Number of regional head offices of multinationals in Korea stagnates

A report on the attractiveness of six Asian locations as regional corporate headquarters showed Korea lags far behind. 

The study titled “Asia Pacific Regional Headquarters,” released by Cushman & Wakefield, a global real estate agency, on Friday, showed that Singapore remains the most attractive Asia-Pacific destination for multinational companies, followed by Hong Kong and Shanghai. 

(Cushman & Wakefield)
(Cushman & Wakefield)

The number of regional corporate head offices in Singapore, Hong Kong and Shanghai reached up to 4,200, 1,389, and 470 in 2014, respectively. Sydney (553), Tokyo (531) and Beijing (142) took the third to sixth places.
The top two destinations have maintained their dominant position for years, armed with longstanding favorable economic and regulatory environments that are designed to attract companies. 

“Hong Kong, however, faces a higher cost of living and increasing competition from Tier 1 Chinese cities,’’ said Dominic Brown, the coauthor of the report at Cushman & Wakefield.

In fact, Shanghai with direct access to China has been the great improver by increasing from just 53 regional corporate head offices in 2003 to 470 in 2014, the report said. 

On the other hand, the report showed how much Seoul lagged behind in the race to attract regional corporate head offices, compared with those six Asia-Pacific destinations.

According to the Ministry of Trade, Industry and Energy, about 10 head offices of multinational companies were located in Korea last year. 

“Despite the Ministry’s efforts to lure regional corporate offices with more incentives, the number has been stagnant for the past few years,’’ said Kim Sung-joon of the foreign investment attraction division of the Ministry.

As for new incentives, Kim said the ministry lowered the income tax rate for foreign executives of a regional office to 17 percent. 

The analysis of Cushman & Wakefield, however, pointed out tax benefits are not a sufficient condition to attract corporate regional offices.

Rather, the company advised Korea to target smaller regional head offices and for there to be numerous divisional headquarters across the region taking advantage of Korea’s strengths. 

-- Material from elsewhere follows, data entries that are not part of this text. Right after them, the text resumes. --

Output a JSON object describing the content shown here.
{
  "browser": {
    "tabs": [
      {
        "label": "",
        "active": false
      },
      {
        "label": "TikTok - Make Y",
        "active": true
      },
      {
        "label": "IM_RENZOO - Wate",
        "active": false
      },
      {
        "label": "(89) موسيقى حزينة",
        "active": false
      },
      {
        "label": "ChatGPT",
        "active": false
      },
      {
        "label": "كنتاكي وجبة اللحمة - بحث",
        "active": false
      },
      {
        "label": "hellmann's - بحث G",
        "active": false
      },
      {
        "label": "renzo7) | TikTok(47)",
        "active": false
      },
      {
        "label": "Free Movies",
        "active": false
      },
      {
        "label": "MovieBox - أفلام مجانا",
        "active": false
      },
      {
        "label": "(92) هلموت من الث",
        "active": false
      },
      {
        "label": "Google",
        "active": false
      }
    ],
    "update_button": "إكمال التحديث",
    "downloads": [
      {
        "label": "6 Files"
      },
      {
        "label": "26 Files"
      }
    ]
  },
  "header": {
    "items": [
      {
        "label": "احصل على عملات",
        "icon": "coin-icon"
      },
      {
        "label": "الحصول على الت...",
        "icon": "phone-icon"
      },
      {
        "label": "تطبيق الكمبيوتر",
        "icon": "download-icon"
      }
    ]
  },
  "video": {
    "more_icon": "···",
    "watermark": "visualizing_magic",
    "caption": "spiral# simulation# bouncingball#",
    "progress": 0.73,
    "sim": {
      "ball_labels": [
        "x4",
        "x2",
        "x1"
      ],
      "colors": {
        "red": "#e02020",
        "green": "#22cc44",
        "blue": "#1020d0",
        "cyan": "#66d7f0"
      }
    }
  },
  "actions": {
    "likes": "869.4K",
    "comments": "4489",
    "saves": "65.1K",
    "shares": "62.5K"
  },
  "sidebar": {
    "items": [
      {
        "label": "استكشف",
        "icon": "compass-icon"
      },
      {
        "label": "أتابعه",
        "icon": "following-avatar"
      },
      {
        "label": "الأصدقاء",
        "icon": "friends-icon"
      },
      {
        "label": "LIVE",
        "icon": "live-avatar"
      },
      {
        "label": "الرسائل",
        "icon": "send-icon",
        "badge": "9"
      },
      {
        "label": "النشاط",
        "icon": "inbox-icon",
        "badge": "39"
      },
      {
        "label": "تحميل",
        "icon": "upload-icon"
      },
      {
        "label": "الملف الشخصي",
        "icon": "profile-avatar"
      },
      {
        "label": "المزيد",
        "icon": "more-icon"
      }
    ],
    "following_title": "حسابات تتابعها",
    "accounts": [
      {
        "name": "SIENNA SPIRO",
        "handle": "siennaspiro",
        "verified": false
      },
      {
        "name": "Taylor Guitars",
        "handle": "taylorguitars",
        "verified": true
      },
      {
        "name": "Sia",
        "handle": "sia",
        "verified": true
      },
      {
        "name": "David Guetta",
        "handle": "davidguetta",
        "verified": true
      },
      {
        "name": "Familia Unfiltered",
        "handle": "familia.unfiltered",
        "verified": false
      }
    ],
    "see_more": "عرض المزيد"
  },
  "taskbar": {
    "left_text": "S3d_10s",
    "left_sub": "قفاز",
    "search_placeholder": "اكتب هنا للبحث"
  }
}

Efforts should be made to target a functional head office of a multinational enterprise which seeks ties with Korean companies and makes the most of the nation’s advanced business infrastructure. 

As a case in point, German industrial giant Siemens set up its Asia-Pacific regional headquarters for its energy solutions business in Korea in 2013.
Siemens’ business unit provides various solutions for the supply of power plants. 

“The company put more focus on advantages from partnership with Korean power plant builders and leveraging qualified human resources in Korea rather than geographical advantage when it chose the location of the regional office of its energy solution business,” Lee Seung-yeon of Siemens Korea said. 

By Seo Jee-yeon (